The Rainbow Lorikeet is most common in lowlands and foothills forests. It frequents the primary rainforest but also the secondary growths, coconut plantations, savanna, mangroves and Eucalypt patches. It is also found in urban gardens and parks. Although being most common in lowlands, the species can be found up to 2,400 metres of elevation.    

The Rainbow Lorikeet gives sharp, rolling screech, regularly repeated when in flight. When feeding, it utters shrill chattering. When at rest, the birds regularly utter a soft twittering.

The Rainbow Lorikeets gather in small groups of 5 to 20 birds when feeding. They are very noisy. They feed among foliage, taking fruits, insects, pollen and nectar.
This species has a particular tongue which tip is covered with tiny papillae. It uses it for sweeping up the pollen grain while feeding on flowers. If the food resources are abundant, some flocks may contain hundreds of birds. They fly above the treetops while screeching loudly.

They may damage the orchards and the species is classified as a pest in some regions. They are very active in the early morning and in the late afternoon. They rest in shade in treetops in the middle of the day.
They sleep in communal roosts in large numbers. They are very noisy before establishing their positions in the roosting trees. However, they also roost and nest on the ground in some predator-free islands.

During the breeding season, the male performs courtship displays. It approaches the female with stretched attitude. Then, it bows the neck and bobs its head while hopping along the perch and uttering a low whistle. During these displays, its pupils dilate and contract continuously. The female will be interested if she is ready to nesting. The pairs stay together for life. They are monogamous.

The Rainbow Lorikeets are very gregarious and mainly arboreal. They are usually seen in pairs or flocks, even mixed flocks. It comes down to the ground for drinking.

The Rainbow Lorikeet moves and disperses for food as it depends on flowering trees. They can be seen out at sea, in transit between islands.

The flight is swift and direct. We can hear a whirring sound coming from the rapid, shallow wing beats. They fly very high over long distances. During shorter flights, they often twist and turn through the treetops.

The breeding season occurs mainly from August to January in SE Australia, and almost year-round in Queensland.
The Rainbow Lorikeet nests in hollow in tree trunk or limb, sometimes in buildings. The nest is relatively high, between 3 and 30 metres above the ground. It is made by both adults. The hole is usually unlined, but wood chips and dry grasses can be added sometimes.  
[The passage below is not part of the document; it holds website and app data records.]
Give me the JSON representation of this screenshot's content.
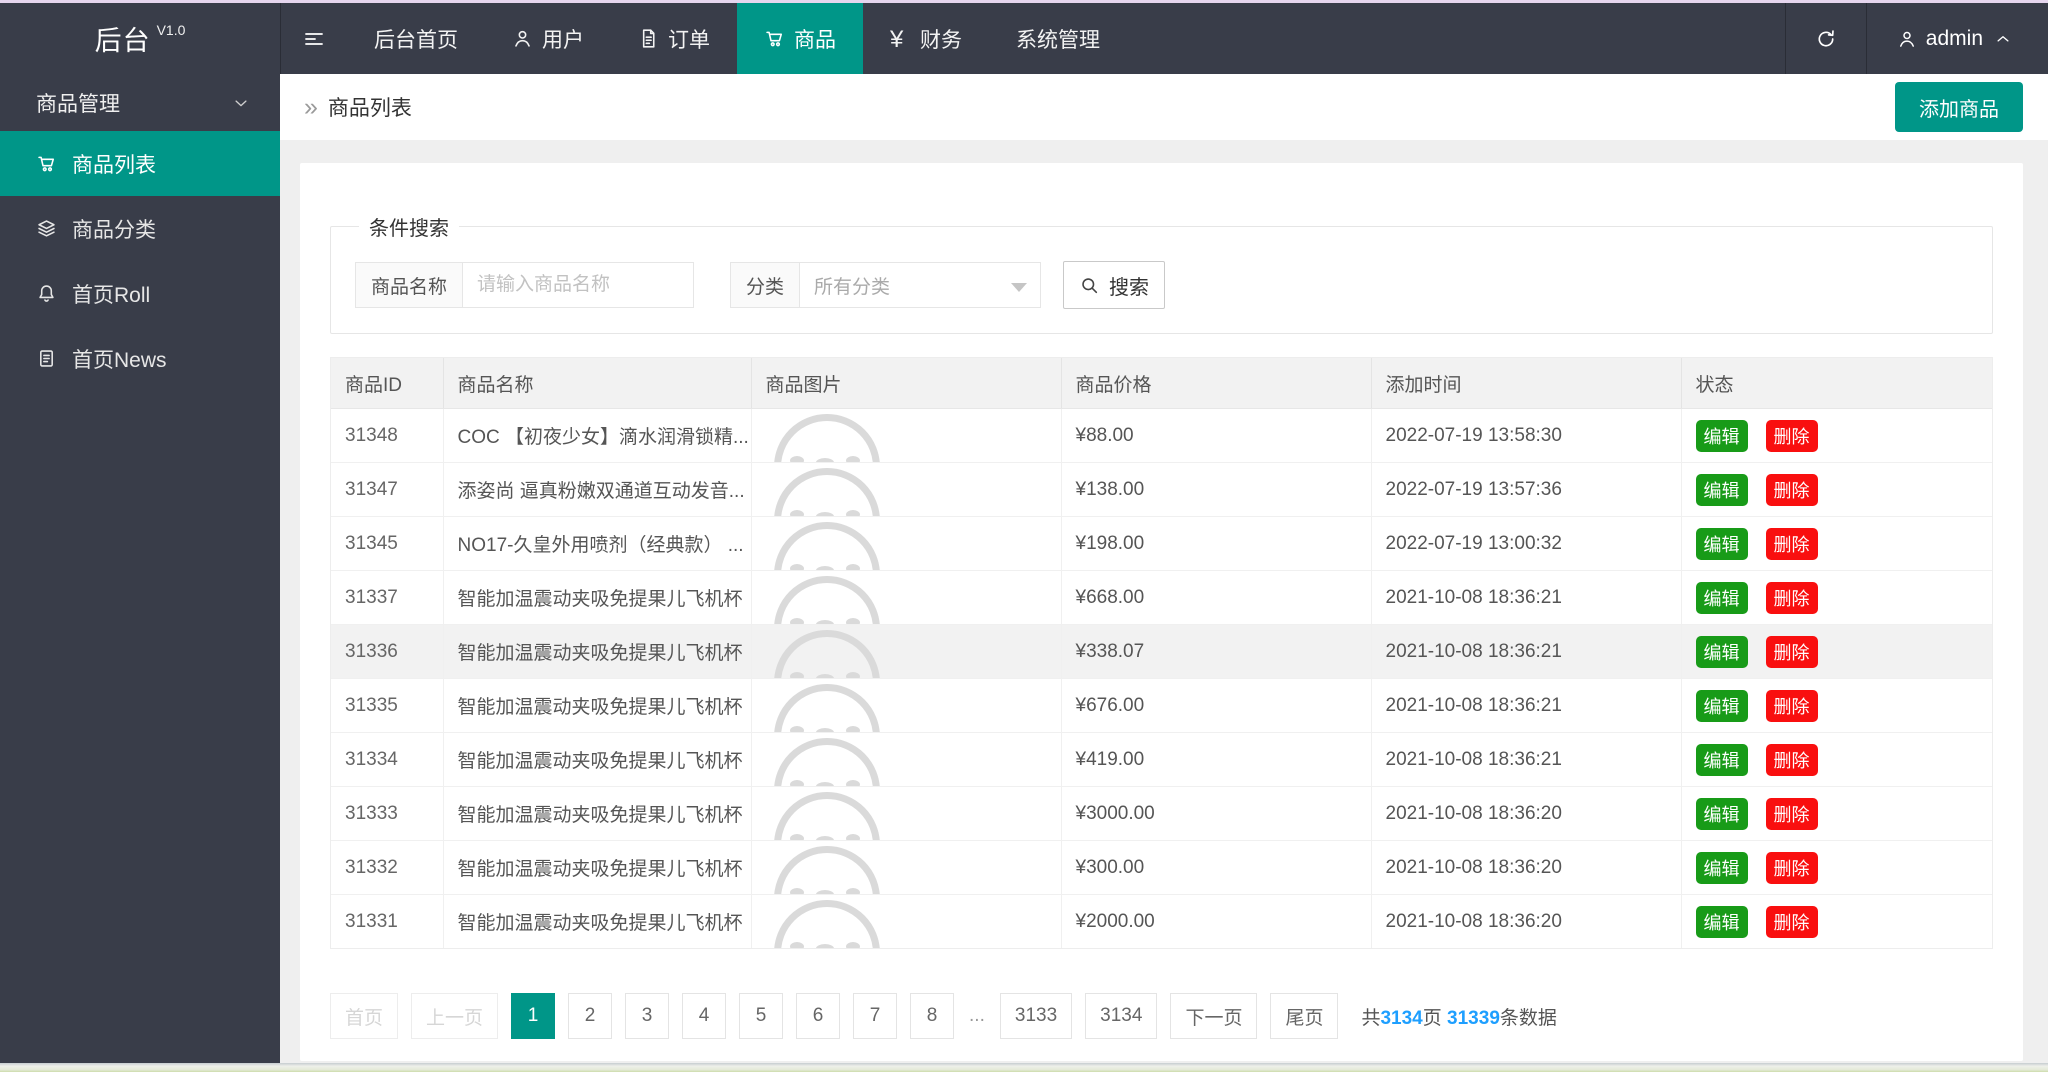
{
  "topbar": {
    "logo": "后台",
    "version": "V1.0",
    "nav": [
      {
        "label": "后台首页",
        "icon": null,
        "active": false
      },
      {
        "label": "用户",
        "icon": "user-icon",
        "active": false
      },
      {
        "label": "订单",
        "icon": "document-icon",
        "active": false
      },
      {
        "label": "商品",
        "icon": "cart-icon",
        "active": true
      },
      {
        "label": "财务",
        "icon": "yen-icon",
        "active": false
      },
      {
        "label": "系统管理",
        "icon": null,
        "active": false
      }
    ],
    "username": "admin"
  },
  "sidebar": {
    "group_label": "商品管理",
    "items": [
      {
        "label": "商品列表",
        "icon": "cart-icon",
        "active": true
      },
      {
        "label": "商品分类",
        "icon": "layers-icon",
        "active": false
      },
      {
        "label": "首页Roll",
        "icon": "bell-icon",
        "active": false
      },
      {
        "label": "首页News",
        "icon": "clipboard-icon",
        "active": false
      }
    ]
  },
  "breadcrumb": {
    "title": "商品列表"
  },
  "toolbar": {
    "add_label": "添加商品"
  },
  "search": {
    "legend": "条件搜索",
    "name_label": "商品名称",
    "name_placeholder": "请输入商品名称",
    "name_value": "",
    "category_label": "分类",
    "category_value": "所有分类",
    "search_label": "搜索"
  },
  "table": {
    "columns": [
      "商品ID",
      "商品名称",
      "商品图片",
      "商品价格",
      "添加时间",
      "状态"
    ],
    "edit_label": "编辑",
    "delete_label": "删除",
    "rows": [
      {
        "id": "31348",
        "name": "COC 【初夜少女】滴水润滑锁精...",
        "price": "¥88.00",
        "time": "2022-07-19 13:58:30",
        "highlight": false
      },
      {
        "id": "31347",
        "name": "添姿尚 逼真粉嫩双通道互动发音...",
        "price": "¥138.00",
        "time": "2022-07-19 13:57:36",
        "highlight": false
      },
      {
        "id": "31345",
        "name": "NO17-久皇外用喷剂（经典款） ...",
        "price": "¥198.00",
        "time": "2022-07-19 13:00:32",
        "highlight": false
      },
      {
        "id": "31337",
        "name": "智能加温震动夹吸免提果儿飞机杯",
        "price": "¥668.00",
        "time": "2021-10-08 18:36:21",
        "highlight": false
      },
      {
        "id": "31336",
        "name": "智能加温震动夹吸免提果儿飞机杯",
        "price": "¥338.07",
        "time": "2021-10-08 18:36:21",
        "highlight": true
      },
      {
        "id": "31335",
        "name": "智能加温震动夹吸免提果儿飞机杯",
        "price": "¥676.00",
        "time": "2021-10-08 18:36:21",
        "highlight": false
      },
      {
        "id": "31334",
        "name": "智能加温震动夹吸免提果儿飞机杯",
        "price": "¥419.00",
        "time": "2021-10-08 18:36:21",
        "highlight": false
      },
      {
        "id": "31333",
        "name": "智能加温震动夹吸免提果儿飞机杯",
        "price": "¥3000.00",
        "time": "2021-10-08 18:36:20",
        "highlight": false
      },
      {
        "id": "31332",
        "name": "智能加温震动夹吸免提果儿飞机杯",
        "price": "¥300.00",
        "time": "2021-10-08 18:36:20",
        "highlight": false
      },
      {
        "id": "31331",
        "name": "智能加温震动夹吸免提果儿飞机杯",
        "price": "¥2000.00",
        "time": "2021-10-08 18:36:20",
        "highlight": false
      }
    ]
  },
  "pagination": {
    "first": "首页",
    "prev": "上一页",
    "pages": [
      "1",
      "2",
      "3",
      "4",
      "5",
      "6",
      "7",
      "8"
    ],
    "active_page": "1",
    "ellipsis": "...",
    "tail_pages": [
      "3133",
      "3134"
    ],
    "next": "下一页",
    "last": "尾页",
    "summary": {
      "prefix": "共",
      "total_pages": "3134",
      "mid": "页 ",
      "total_items": "31339",
      "suffix": "条数据"
    }
  },
  "colors": {
    "accent": "#009688",
    "dark": "#393d49",
    "edit_green": "#189b18",
    "delete_red": "#f90f0f",
    "link_blue": "#1e9fff"
  }
}
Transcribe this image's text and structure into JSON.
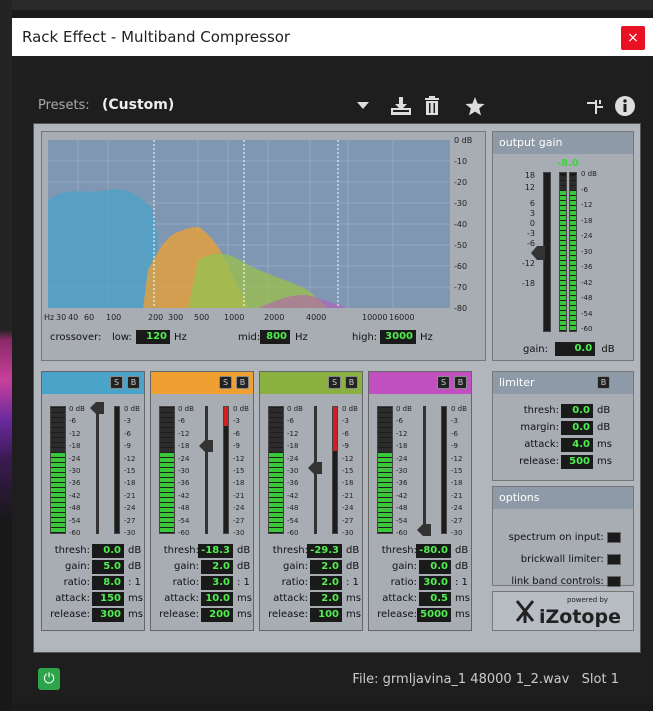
{
  "window": {
    "title": "Rack Effect - Multiband Compressor",
    "close_label": "×"
  },
  "presets": {
    "label": "Presets:",
    "value": "(Custom)"
  },
  "icons": {
    "save": "download-icon",
    "delete": "trash-icon",
    "favorite": "star-icon",
    "routing": "routing-icon",
    "info": "info-icon"
  },
  "graph": {
    "db_ticks": [
      "0 dB",
      "-10",
      "-20",
      "-30",
      "-40",
      "-50",
      "-60",
      "-70",
      "-80"
    ],
    "freq_ticks": [
      "Hz",
      "30",
      "40",
      "60",
      "100",
      "200",
      "300",
      "500",
      "1000",
      "2000",
      "4000",
      "10000",
      "16000"
    ],
    "crossover_label": "crossover:",
    "low_label": "low:",
    "low_value": "120",
    "low_unit": "Hz",
    "mid_label": "mid:",
    "mid_value": "800",
    "mid_unit": "Hz",
    "high_label": "high:",
    "high_value": "3000",
    "high_unit": "Hz"
  },
  "output_gain": {
    "title": "output gain",
    "readout": "-8.0",
    "scale_left": [
      "18",
      "12",
      "6",
      "3",
      "0",
      "-3",
      "-6",
      "-12",
      "-18"
    ],
    "scale_right": [
      "0 dB",
      "-6",
      "-12",
      "-18",
      "-24",
      "-30",
      "-36",
      "-42",
      "-48",
      "-54",
      "-60"
    ],
    "gain_label": "gain:",
    "gain_value": "0.0",
    "gain_unit": "dB"
  },
  "meter_scale_in": [
    "0 dB",
    "-6",
    "-12",
    "-18",
    "-24",
    "-30",
    "-36",
    "-42",
    "-48",
    "-54",
    "-60"
  ],
  "meter_scale_gr": [
    "0 dB",
    "-3",
    "-6",
    "-9",
    "-12",
    "-15",
    "-18",
    "-21",
    "-24",
    "-27",
    "-30"
  ],
  "band_labels": {
    "thresh": "thresh:",
    "gain": "gain:",
    "ratio": "ratio:",
    "attack": "attack:",
    "release": "release:",
    "db": "dB",
    "ms": "ms",
    "ratio_unit": ": 1",
    "solo": "S",
    "bypass": "B"
  },
  "bands": [
    {
      "color": "#4aa3c8",
      "thresh": "0.0",
      "gain": "5.0",
      "ratio": "8.0",
      "attack": "150",
      "release": "300"
    },
    {
      "color": "#f0a030",
      "thresh": "-18.3",
      "gain": "2.0",
      "ratio": "3.0",
      "attack": "10.0",
      "release": "200"
    },
    {
      "color": "#8ab040",
      "thresh": "-29.3",
      "gain": "2.0",
      "ratio": "2.0",
      "attack": "2.0",
      "release": "100"
    },
    {
      "color": "#c050c0",
      "thresh": "-80.0",
      "gain": "0.0",
      "ratio": "30.0",
      "attack": "0.5",
      "release": "5000"
    }
  ],
  "limiter": {
    "title": "limiter",
    "thresh_label": "thresh:",
    "thresh": "0.0",
    "thresh_unit": "dB",
    "margin_label": "margin:",
    "margin": "0.0",
    "margin_unit": "dB",
    "attack_label": "attack:",
    "attack": "4.0",
    "attack_unit": "ms",
    "release_label": "release:",
    "release": "500",
    "release_unit": "ms"
  },
  "options": {
    "title": "options",
    "spectrum": "spectrum on input:",
    "brickwall": "brickwall limiter:",
    "link": "link band controls:"
  },
  "brand": {
    "powered": "powered by",
    "name": "iZotope"
  },
  "footer": {
    "file": "File: grmljavina_1 48000 1_2.wav",
    "slot": "Slot 1"
  }
}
In the wild, the female lays two white eggs. The incubation lasts about 22 to 25 days, by the female alone. During this period, the male spends most of time at nest with its mate, and it may feed her.
The altricial chicks are fed by both parents. The young fledge at about 54 to 57 days of age. They become independent about 2-3 weeks later and then, the young birds join the communal roost.
The main predator of this species is the Powerful Owl (Ninox strenua).

The Rainbow Lorikeet is considered a pest in S Australia, because it damages fruit trees, and can destroy large part of fruit crops when it feeds on them.
It is widespread and usually common in Australia. However, the international pet-trade remains a threat for this beautiful bird because it is very appreciated as a pet with a fun natural temperament.
The size of the population is unknown but it is suspected to be decreasing.
But the Rainbow Lorikeet is not still globally threatened and currently evaluated as Least Concern.